▶ [WORK ITEM]:
Of the entries that follow, how many lines hold the string "text"? Write the number and nothing more.

Entries from a dataset of interfaces
☆ ☆ ☆

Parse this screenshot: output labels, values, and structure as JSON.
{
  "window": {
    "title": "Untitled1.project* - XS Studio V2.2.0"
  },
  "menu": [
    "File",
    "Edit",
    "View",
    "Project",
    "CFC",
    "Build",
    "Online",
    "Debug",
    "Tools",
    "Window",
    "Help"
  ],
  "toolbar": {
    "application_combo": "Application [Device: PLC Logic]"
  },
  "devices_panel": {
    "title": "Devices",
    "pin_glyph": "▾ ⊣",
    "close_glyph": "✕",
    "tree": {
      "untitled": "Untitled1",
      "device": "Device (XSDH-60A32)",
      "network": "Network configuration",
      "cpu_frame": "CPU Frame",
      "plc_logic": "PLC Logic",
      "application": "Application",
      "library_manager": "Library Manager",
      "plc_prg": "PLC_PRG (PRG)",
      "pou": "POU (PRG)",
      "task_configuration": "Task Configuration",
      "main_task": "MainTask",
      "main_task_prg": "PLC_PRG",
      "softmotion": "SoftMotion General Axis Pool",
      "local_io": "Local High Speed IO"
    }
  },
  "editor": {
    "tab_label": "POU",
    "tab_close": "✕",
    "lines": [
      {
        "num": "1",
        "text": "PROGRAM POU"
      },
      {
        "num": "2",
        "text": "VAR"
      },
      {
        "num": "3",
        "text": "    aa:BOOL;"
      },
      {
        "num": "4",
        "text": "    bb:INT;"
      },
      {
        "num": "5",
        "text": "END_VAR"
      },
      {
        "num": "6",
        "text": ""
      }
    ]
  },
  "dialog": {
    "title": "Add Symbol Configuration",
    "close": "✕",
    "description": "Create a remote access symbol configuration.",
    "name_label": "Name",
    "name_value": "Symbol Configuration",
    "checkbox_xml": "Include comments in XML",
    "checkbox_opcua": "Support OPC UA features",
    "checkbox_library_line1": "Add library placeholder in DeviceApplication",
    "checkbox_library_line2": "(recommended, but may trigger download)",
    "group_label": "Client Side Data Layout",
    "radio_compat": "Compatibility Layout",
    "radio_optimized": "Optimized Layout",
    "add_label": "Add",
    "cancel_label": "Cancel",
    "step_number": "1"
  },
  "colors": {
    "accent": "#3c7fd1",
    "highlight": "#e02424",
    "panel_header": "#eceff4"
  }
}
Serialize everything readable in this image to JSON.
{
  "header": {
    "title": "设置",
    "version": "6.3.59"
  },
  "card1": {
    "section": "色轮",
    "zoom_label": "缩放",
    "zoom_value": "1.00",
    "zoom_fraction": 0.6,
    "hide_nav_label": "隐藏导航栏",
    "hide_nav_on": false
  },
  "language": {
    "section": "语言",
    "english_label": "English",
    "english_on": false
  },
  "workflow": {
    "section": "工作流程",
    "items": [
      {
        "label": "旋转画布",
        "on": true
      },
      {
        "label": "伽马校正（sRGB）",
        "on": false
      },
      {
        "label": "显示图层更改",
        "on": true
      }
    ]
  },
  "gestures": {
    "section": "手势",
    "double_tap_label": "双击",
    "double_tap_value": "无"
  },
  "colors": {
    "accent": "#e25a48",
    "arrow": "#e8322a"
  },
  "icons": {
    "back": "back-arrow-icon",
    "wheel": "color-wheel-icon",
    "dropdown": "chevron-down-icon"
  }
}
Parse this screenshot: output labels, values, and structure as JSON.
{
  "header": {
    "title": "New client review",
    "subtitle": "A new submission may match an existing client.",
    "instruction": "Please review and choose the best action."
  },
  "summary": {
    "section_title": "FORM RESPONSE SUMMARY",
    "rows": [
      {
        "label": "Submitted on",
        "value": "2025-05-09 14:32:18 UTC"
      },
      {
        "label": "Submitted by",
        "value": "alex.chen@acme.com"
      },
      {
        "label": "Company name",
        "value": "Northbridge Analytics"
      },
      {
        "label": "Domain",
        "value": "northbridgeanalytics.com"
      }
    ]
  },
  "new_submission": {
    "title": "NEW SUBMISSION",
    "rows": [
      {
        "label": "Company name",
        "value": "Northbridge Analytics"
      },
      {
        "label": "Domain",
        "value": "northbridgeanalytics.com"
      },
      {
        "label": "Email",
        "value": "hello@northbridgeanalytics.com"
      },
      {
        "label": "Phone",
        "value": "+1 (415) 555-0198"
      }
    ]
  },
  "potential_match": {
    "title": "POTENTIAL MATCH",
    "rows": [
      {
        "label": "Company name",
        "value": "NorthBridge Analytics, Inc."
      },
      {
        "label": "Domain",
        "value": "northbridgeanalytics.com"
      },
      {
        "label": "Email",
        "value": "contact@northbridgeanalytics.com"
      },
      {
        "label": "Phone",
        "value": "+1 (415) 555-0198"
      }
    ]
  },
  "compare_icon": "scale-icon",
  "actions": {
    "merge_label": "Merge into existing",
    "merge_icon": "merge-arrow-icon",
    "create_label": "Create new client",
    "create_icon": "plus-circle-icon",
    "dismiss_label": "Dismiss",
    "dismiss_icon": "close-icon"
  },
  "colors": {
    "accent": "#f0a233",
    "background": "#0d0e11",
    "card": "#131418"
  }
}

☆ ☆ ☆

▶ [ANSWER FOR THIS EXERCISE]:
6